EXERCISE REQUIREMENTS: Pick out the lines below with "false" and list them.

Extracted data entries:
::::::

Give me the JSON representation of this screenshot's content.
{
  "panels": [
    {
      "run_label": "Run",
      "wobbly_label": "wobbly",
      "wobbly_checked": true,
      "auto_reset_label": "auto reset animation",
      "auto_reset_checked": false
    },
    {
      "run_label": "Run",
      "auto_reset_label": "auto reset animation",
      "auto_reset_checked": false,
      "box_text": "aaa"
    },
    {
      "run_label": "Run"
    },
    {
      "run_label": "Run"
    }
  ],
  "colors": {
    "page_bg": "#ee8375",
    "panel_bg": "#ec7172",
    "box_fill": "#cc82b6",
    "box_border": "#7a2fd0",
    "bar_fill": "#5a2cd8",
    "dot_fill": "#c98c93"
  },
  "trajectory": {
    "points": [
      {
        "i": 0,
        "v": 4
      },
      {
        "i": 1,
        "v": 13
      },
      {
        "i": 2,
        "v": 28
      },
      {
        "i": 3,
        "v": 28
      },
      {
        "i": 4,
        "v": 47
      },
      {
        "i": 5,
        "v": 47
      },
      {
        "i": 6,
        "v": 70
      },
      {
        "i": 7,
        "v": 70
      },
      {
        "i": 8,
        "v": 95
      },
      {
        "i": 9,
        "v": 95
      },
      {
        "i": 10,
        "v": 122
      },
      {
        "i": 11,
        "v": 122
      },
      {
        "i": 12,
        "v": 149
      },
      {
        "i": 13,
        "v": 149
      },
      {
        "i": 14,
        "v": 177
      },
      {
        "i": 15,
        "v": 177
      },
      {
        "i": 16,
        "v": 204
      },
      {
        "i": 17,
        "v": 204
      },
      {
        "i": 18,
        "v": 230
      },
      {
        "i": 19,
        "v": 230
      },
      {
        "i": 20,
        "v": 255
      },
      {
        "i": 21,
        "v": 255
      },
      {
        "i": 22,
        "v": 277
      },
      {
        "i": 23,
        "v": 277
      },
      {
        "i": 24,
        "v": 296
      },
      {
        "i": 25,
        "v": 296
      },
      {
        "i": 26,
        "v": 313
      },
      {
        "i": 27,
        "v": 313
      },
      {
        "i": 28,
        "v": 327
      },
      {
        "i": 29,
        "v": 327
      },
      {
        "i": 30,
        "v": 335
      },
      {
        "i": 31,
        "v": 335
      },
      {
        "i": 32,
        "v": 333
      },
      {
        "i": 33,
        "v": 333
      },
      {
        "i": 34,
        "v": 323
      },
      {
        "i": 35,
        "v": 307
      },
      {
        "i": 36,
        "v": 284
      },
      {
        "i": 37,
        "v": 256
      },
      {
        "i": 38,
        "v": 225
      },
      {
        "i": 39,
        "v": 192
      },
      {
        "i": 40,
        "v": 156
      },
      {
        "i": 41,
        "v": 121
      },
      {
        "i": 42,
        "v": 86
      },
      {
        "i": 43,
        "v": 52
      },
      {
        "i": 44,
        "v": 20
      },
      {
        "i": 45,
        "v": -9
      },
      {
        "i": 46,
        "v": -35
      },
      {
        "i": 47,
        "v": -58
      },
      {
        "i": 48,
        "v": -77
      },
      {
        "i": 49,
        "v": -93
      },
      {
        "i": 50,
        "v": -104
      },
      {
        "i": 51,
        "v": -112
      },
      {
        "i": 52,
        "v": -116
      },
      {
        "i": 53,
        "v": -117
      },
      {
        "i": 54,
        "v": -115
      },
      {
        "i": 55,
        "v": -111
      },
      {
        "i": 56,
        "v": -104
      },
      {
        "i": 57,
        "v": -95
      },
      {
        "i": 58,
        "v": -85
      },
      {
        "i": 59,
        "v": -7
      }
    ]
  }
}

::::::

RESPONSE FOR THIS EXERCISE:
      "auto_reset_checked": false
      "auto_reset_checked": false,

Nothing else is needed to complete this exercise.